It’s remarkable to see the range of applications in which deep neural networks are proving effective – often, significantly more effective than previously known techniques. From speech recognition to ranking web search results to object recognition, each day brings a new product or paper with a new challenge tamed by deep learning.
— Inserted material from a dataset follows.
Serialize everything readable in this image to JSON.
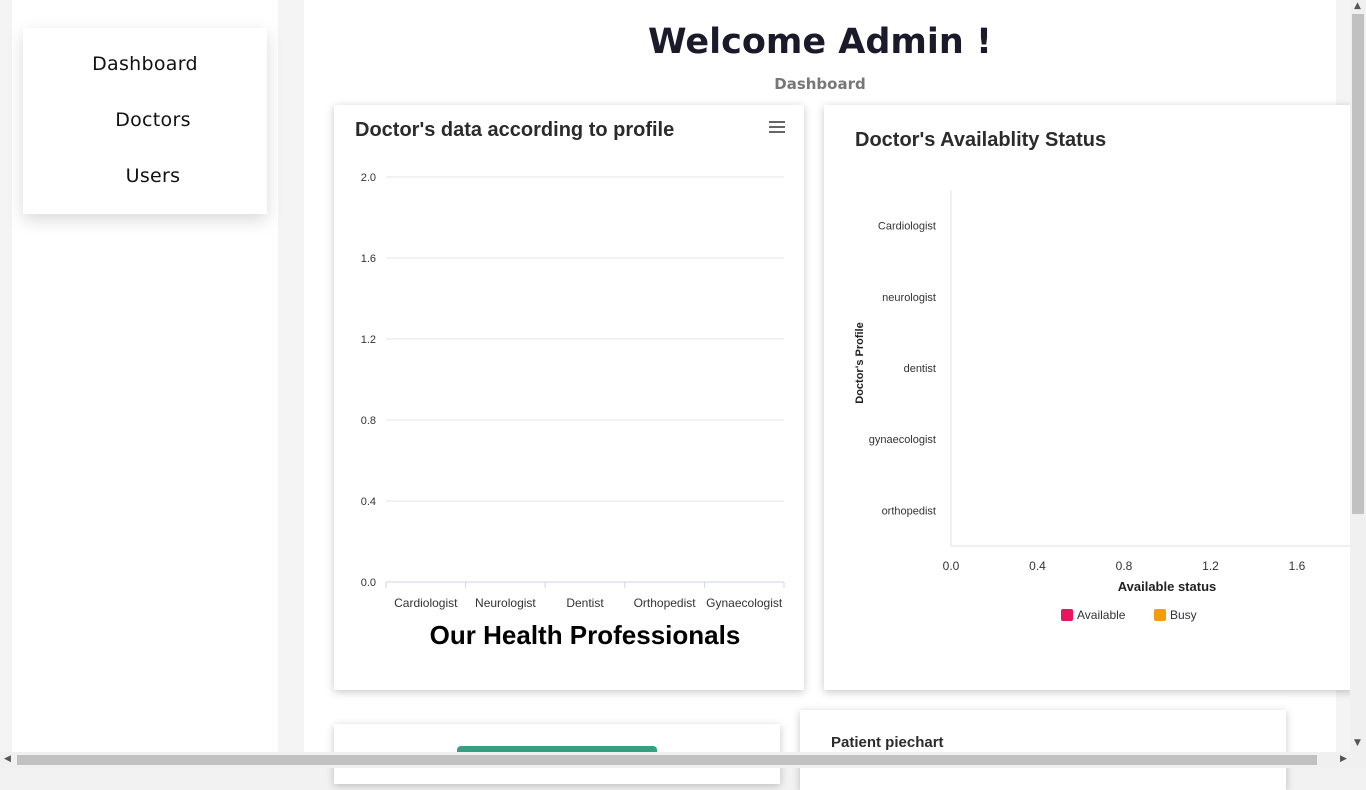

Computer vision, of course, is a field with significant deep learning activity. Deep learning is particularly appealing for visual perception because image and video data is massive and rich with information, but is infinitely variable and often ambiguous. Researchers have demonstrated deep neural networks capable of classifying skin lesions as cancerous or benign with accuracy equivalent to that of dermatologists, and other deep networks are capable of reading lips with significantly higher accuracy than human lip readers. More recently, Shunsuke Saito, Lingyu Wei and colleagues have developed a deep-learning-based approach that generates photorealistic 3D models of human faces from a single 2D image. This naturally leads to the question: Will deep learning displace all other techniques for solving visual perception problems? While the power of deep learning is undeniable, I believe that other techniques will continue to be attractive. As in most fields, it’s a question of choosing the right tool for the job. With the current justifiable excitement around deep learning, one important point is that machine learning encompasses a vast range of techniques, of which neural networks are a subset (as shown in the figure). In turn, deep neural networks are a subset of a broader class of neural network techniques. In many cases, simpler machine learning techniques are effective. That’s fortunate, because deep learning has a deep appetite: massive amounts of data and compute power are needed for training deep networks, and substantial compute power is needed for running trained networks. Other machine learning techniques often get by with comparatively minuscule amounts of data and processing power. Well before the start of the current deep learning craze, a few pioneering researchers and companies, such as BrainChip and General Vision, were deploying what we might today call ’shallow learning‘ algorithms and processors to solve real-world problems ranging from fish identification to license-plate recognition. Today, there’s a huge rush to apply deep learning to every visual perception problem. But, particularly when development costs and deployment costs are considered, I think that in many cases, other techniques will prove preferable. The challenge for algorithm, system, and product developers will be how to discern which tasks call for deep learning, which call for other neural network techniques, which are best served by other machine learning approaches, and which are still appropriate for good old-fashioned hand-crafted algorithms. On September 7th there will be a full day course in Hamburg which provides the hands-on knowledge you need to develop deep learning computer vision applications with TensorFlow. For details see https://tensorflow.embedded-vision.com.